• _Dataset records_
▼

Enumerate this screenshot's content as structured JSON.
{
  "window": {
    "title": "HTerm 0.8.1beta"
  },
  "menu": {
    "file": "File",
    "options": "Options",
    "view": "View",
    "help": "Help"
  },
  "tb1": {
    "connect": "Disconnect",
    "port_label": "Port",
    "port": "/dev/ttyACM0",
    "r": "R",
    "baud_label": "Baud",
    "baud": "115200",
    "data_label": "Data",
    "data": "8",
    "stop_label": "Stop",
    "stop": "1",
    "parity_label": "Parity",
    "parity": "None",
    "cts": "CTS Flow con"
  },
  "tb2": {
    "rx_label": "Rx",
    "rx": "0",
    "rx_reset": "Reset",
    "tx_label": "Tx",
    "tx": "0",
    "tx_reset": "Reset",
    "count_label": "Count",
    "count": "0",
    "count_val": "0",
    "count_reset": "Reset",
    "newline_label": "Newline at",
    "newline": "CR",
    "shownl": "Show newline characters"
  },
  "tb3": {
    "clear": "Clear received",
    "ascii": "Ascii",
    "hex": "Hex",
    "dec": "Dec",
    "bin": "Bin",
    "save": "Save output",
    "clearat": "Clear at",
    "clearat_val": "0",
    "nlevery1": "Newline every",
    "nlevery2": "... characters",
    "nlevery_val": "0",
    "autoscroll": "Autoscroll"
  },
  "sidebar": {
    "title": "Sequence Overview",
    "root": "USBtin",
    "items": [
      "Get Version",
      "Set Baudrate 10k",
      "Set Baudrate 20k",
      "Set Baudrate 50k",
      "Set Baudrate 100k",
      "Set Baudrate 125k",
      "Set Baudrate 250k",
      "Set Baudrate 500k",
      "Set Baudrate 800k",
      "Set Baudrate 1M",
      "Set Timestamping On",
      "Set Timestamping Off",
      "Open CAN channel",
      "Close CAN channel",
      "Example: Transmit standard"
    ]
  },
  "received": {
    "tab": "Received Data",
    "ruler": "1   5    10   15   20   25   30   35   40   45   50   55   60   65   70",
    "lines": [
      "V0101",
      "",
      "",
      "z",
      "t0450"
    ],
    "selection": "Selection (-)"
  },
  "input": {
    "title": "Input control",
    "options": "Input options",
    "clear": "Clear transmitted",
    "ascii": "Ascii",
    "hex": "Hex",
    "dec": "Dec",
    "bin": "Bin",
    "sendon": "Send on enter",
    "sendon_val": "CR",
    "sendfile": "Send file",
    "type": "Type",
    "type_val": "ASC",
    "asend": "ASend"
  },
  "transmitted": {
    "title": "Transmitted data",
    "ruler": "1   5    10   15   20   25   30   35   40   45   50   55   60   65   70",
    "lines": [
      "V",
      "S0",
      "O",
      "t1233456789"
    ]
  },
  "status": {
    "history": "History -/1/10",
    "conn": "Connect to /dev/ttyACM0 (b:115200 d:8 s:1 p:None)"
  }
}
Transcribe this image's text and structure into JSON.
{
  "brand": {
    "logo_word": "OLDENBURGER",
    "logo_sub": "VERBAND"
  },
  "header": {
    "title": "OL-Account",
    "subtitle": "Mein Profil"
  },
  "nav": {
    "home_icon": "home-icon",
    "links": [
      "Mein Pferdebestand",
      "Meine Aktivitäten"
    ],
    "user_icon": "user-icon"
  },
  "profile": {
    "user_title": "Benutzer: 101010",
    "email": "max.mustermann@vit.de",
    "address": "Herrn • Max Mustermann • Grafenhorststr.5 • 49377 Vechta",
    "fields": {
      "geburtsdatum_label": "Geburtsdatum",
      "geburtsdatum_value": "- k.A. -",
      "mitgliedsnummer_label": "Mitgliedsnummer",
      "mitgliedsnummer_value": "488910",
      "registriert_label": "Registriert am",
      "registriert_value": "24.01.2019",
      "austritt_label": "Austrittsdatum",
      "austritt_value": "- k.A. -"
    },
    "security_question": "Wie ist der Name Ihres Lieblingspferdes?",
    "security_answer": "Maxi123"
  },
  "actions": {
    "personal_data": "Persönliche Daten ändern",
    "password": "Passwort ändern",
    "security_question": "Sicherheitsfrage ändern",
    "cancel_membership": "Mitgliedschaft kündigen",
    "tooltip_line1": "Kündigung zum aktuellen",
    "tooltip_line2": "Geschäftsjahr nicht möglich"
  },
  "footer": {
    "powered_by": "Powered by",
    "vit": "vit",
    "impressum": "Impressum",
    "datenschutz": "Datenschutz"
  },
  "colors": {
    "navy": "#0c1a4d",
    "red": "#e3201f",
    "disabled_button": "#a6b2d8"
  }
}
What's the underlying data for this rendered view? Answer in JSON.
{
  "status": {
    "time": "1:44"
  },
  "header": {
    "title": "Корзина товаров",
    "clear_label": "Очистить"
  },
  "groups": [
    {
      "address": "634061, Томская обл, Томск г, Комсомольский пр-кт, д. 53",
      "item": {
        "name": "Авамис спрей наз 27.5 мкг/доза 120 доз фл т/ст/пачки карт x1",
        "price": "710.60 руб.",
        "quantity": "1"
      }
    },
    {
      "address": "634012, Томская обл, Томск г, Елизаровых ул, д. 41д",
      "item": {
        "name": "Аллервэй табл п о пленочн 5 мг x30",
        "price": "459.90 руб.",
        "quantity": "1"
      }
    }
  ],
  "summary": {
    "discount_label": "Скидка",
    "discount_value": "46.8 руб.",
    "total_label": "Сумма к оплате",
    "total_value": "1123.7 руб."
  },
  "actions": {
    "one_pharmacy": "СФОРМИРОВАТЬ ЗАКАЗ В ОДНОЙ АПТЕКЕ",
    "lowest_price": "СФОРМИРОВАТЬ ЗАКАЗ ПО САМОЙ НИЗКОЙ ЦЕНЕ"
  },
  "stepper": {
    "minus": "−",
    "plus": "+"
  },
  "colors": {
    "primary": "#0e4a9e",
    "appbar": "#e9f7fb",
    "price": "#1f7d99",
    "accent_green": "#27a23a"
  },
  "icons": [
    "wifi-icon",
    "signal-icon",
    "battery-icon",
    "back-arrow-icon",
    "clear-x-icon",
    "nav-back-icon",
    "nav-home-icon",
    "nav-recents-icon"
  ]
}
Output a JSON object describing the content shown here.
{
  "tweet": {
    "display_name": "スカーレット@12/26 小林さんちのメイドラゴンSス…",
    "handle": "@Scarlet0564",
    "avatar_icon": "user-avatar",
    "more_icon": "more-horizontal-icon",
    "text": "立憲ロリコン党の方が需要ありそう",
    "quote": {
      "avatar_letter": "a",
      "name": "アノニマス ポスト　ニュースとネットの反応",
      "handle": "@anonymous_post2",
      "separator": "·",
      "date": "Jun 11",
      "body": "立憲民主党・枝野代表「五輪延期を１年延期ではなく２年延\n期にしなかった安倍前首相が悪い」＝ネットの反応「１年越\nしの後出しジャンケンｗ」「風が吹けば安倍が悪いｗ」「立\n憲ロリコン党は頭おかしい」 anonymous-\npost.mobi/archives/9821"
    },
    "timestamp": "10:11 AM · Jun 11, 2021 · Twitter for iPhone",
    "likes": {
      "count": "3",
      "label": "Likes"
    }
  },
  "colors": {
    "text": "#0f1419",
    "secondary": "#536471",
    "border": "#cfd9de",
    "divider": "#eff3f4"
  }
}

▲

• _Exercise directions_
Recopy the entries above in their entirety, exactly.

• _Exercise answer_
Enumerate this screenshot's content as structured JSON.
{
  "window": {
    "title": "HTerm 0.8.1beta"
  },
  "menu": {
    "file": "File",
    "options": "Options",
    "view": "View",
    "help": "Help"
  },
  "tb1": {
    "connect": "Disconnect",
    "port_label": "Port",
    "port": "/dev/ttyACM0",
    "r": "R",
    "baud_label": "Baud",
    "baud": "115200",
    "data_label": "Data",
    "data": "8",
    "stop_label": "Stop",
    "stop": "1",
    "parity_label": "Parity",
    "parity": "None",
    "cts": "CTS Flow con"
  },
  "tb2": {
    "rx_label": "Rx",
    "rx": "0",
    "rx_reset": "Reset",
    "tx_label": "Tx",
    "tx": "0",
    "tx_reset": "Reset",
    "count_label": "Count",
    "count": "0",
    "count_val": "0",
    "count_reset": "Reset",
    "newline_label": "Newline at",
    "newline": "CR",
    "shownl": "Show newline characters"
  },
  "tb3": {
    "clear": "Clear received",
    "ascii": "Ascii",
    "hex": "Hex",
    "dec": "Dec",
    "bin": "Bin",
    "save": "Save output",
    "clearat": "Clear at",
    "clearat_val": "0",
    "nlevery1": "Newline every",
    "nlevery2": "... characters",
    "nlevery_val": "0",
    "autoscroll": "Autoscroll"
  },
  "sidebar": {
    "title": "Sequence Overview",
    "root": "USBtin",
    "items": [
      "Get Version",
      "Set Baudrate 10k",
      "Set Baudrate 20k",
      "Set Baudrate 50k",
      "Set Baudrate 100k",
      "Set Baudrate 125k",
      "Set Baudrate 250k",
      "Set Baudrate 500k",
      "Set Baudrate 800k",
      "Set Baudrate 1M",
      "Set Timestamping On",
      "Set Timestamping Off",
      "Open CAN channel",
      "Close CAN channel",
      "Example: Transmit standard"
    ]
  },
  "received": {
    "tab": "Received Data",
    "ruler": "1   5    10   15   20   25   30   35   40   45   50   55   60   65   70",
    "lines": [
      "V0101",
      "",
      "",
      "z",
      "t0450"
    ],
    "selection": "Selection (-)"
  },
  "input": {
    "title": "Input control",
    "options": "Input options",
    "clear": "Clear transmitted",
    "ascii": "Ascii",
    "hex": "Hex",
    "dec": "Dec",
    "bin": "Bin",
    "sendon": "Send on enter",
    "sendon_val": "CR",
    "sendfile": "Send file",
    "type": "Type",
    "type_val": "ASC",
    "asend": "ASend"
  },
  "transmitted": {
    "title": "Transmitted data",
    "ruler": "1   5    10   15   20   25   30   35   40   45   50   55   60   65   70",
    "lines": [
      "V",
      "S0",
      "O",
      "t1233456789"
    ]
  },
  "status": {
    "history": "History -/1/10",
    "conn": "Connect to /dev/ttyACM0 (b:115200 d:8 s:1 p:None)"
  }
}
Transcribe this image's text and structure into JSON.
{
  "brand": {
    "logo_word": "OLDENBURGER",
    "logo_sub": "VERBAND"
  },
  "header": {
    "title": "OL-Account",
    "subtitle": "Mein Profil"
  },
  "nav": {
    "home_icon": "home-icon",
    "links": [
      "Mein Pferdebestand",
      "Meine Aktivitäten"
    ],
    "user_icon": "user-icon"
  },
  "profile": {
    "user_title": "Benutzer: 101010",
    "email": "max.mustermann@vit.de",
    "address": "Herrn • Max Mustermann • Grafenhorststr.5 • 49377 Vechta",
    "fields": {
      "geburtsdatum_label": "Geburtsdatum",
      "geburtsdatum_value": "- k.A. -",
      "mitgliedsnummer_label": "Mitgliedsnummer",
      "mitgliedsnummer_value": "488910",
      "registriert_label": "Registriert am",
      "registriert_value": "24.01.2019",
      "austritt_label": "Austrittsdatum",
      "austritt_value": "- k.A. -"
    },
    "security_question": "Wie ist der Name Ihres Lieblingspferdes?",
    "security_answer": "Maxi123"
  },
  "actions": {
    "personal_data": "Persönliche Daten ändern",
    "password": "Passwort ändern",
    "security_question": "Sicherheitsfrage ändern",
    "cancel_membership": "Mitgliedschaft kündigen",
    "tooltip_line1": "Kündigung zum aktuellen",
    "tooltip_line2": "Geschäftsjahr nicht möglich"
  },
  "footer": {
    "powered_by": "Powered by",
    "vit": "vit",
    "impressum": "Impressum",
    "datenschutz": "Datenschutz"
  },
  "colors": {
    "navy": "#0c1a4d",
    "red": "#e3201f",
    "disabled_button": "#a6b2d8"
  }
}
What's the underlying data for this rendered view? Answer in JSON.
{
  "status": {
    "time": "1:44"
  },
  "header": {
    "title": "Корзина товаров",
    "clear_label": "Очистить"
  },
  "groups": [
    {
      "address": "634061, Томская обл, Томск г, Комсомольский пр-кт, д. 53",
      "item": {
        "name": "Авамис спрей наз 27.5 мкг/доза 120 доз фл т/ст/пачки карт x1",
        "price": "710.60 руб.",
        "quantity": "1"
      }
    },
    {
      "address": "634012, Томская обл, Томск г, Елизаровых ул, д. 41д",
      "item": {
        "name": "Аллервэй табл п о пленочн 5 мг x30",
        "price": "459.90 руб.",
        "quantity": "1"
      }
    }
  ],
  "summary": {
    "discount_label": "Скидка",
    "discount_value": "46.8 руб.",
    "total_label": "Сумма к оплате",
    "total_value": "1123.7 руб."
  },
  "actions": {
    "one_pharmacy": "СФОРМИРОВАТЬ ЗАКАЗ В ОДНОЙ АПТЕКЕ",
    "lowest_price": "СФОРМИРОВАТЬ ЗАКАЗ ПО САМОЙ НИЗКОЙ ЦЕНЕ"
  },
  "stepper": {
    "minus": "−",
    "plus": "+"
  },
  "colors": {
    "primary": "#0e4a9e",
    "appbar": "#e9f7fb",
    "price": "#1f7d99",
    "accent_green": "#27a23a"
  },
  "icons": [
    "wifi-icon",
    "signal-icon",
    "battery-icon",
    "back-arrow-icon",
    "clear-x-icon",
    "nav-back-icon",
    "nav-home-icon",
    "nav-recents-icon"
  ]
}
Output a JSON object describing the content shown here.
{
  "tweet": {
    "display_name": "スカーレット@12/26 小林さんちのメイドラゴンSス…",
    "handle": "@Scarlet0564",
    "avatar_icon": "user-avatar",
    "more_icon": "more-horizontal-icon",
    "text": "立憲ロリコン党の方が需要ありそう",
    "quote": {
      "avatar_letter": "a",
      "name": "アノニマス ポスト　ニュースとネットの反応",
      "handle": "@anonymous_post2",
      "separator": "·",
      "date": "Jun 11",
      "body": "立憲民主党・枝野代表「五輪延期を１年延期ではなく２年延\n期にしなかった安倍前首相が悪い」＝ネットの反応「１年越\nしの後出しジャンケンｗ」「風が吹けば安倍が悪いｗ」「立\n憲ロリコン党は頭おかしい」 anonymous-\npost.mobi/archives/9821"
    },
    "timestamp": "10:11 AM · Jun 11, 2021 · Twitter for iPhone",
    "likes": {
      "count": "3",
      "label": "Likes"
    }
  },
  "colors": {
    "text": "#0f1419",
    "secondary": "#536471",
    "border": "#cfd9de",
    "divider": "#eff3f4"
  }
}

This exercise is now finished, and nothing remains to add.